The crocuses are beginning to open. Rhubarb is thrusting red knobs through leaf mulch. The cat stalks two fat mourning doves.
I open the collected poems of Jack Gilbert and read, "How astonishing it is that language can almost mean, / and frightening that it does not quite."
In an hour or so I will drive south, into rain. At dusk I will turn north again, into rain. "When the storm hit," writes Gilbert, "I was fording the river / and thinking of Doctor Johnson."
For the moment, though, crows still wheel and shout in the empty sky. It is not raining yet.
* * *
Tu Fu readers: Because I'll be on the road for most of this week, I'm going to ask you to take the lead on discussions of the most recent assignment (poems XXIV through XXX). Here are few possible prompts; but if you'd have something else you'd like to discuss, by all means bring it up. The first question is pretty straightforward; the last one is the most speculative. Follow whichever path you prefer.
What images do you like best and why?

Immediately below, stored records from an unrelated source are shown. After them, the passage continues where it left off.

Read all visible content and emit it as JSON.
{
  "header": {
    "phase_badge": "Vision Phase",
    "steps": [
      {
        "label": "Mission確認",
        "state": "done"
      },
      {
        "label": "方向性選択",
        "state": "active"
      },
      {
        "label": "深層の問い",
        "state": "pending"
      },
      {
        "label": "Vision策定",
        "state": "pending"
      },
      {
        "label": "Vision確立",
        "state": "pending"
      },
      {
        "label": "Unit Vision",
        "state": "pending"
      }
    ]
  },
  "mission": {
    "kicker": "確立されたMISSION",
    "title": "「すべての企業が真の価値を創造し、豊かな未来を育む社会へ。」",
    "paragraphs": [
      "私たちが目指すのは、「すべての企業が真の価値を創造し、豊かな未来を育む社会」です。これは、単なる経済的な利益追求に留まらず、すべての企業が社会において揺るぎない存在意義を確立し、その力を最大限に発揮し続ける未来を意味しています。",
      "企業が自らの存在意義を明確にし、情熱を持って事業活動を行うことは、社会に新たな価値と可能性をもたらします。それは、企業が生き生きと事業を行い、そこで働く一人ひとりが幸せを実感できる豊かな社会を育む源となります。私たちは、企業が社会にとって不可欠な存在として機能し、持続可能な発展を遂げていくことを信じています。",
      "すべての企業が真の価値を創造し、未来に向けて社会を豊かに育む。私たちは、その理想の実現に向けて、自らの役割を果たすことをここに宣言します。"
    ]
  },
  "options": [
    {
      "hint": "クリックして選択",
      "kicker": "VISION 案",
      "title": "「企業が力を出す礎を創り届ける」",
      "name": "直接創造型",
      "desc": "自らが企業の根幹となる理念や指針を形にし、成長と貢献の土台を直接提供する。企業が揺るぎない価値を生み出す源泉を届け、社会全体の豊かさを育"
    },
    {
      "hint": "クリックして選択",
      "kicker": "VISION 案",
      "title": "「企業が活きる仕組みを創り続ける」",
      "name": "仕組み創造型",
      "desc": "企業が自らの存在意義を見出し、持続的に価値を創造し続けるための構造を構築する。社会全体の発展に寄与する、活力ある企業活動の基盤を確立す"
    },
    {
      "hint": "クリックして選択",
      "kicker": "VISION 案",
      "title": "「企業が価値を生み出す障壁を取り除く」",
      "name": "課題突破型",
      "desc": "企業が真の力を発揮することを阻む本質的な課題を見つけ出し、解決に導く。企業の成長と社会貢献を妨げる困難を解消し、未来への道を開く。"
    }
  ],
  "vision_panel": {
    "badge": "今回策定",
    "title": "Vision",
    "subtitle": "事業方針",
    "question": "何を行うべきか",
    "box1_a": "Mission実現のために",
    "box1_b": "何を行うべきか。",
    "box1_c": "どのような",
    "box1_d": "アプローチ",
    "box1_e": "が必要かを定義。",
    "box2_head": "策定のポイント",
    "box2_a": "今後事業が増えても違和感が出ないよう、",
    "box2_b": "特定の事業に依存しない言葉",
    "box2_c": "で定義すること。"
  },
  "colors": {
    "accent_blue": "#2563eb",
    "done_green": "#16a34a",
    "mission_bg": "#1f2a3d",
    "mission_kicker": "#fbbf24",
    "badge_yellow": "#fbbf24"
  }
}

Do the images seem to extend across the poems?
Does imagery do different work in different poems?
How does the choice of images help the poet balance the weight of the tangible against the intangible?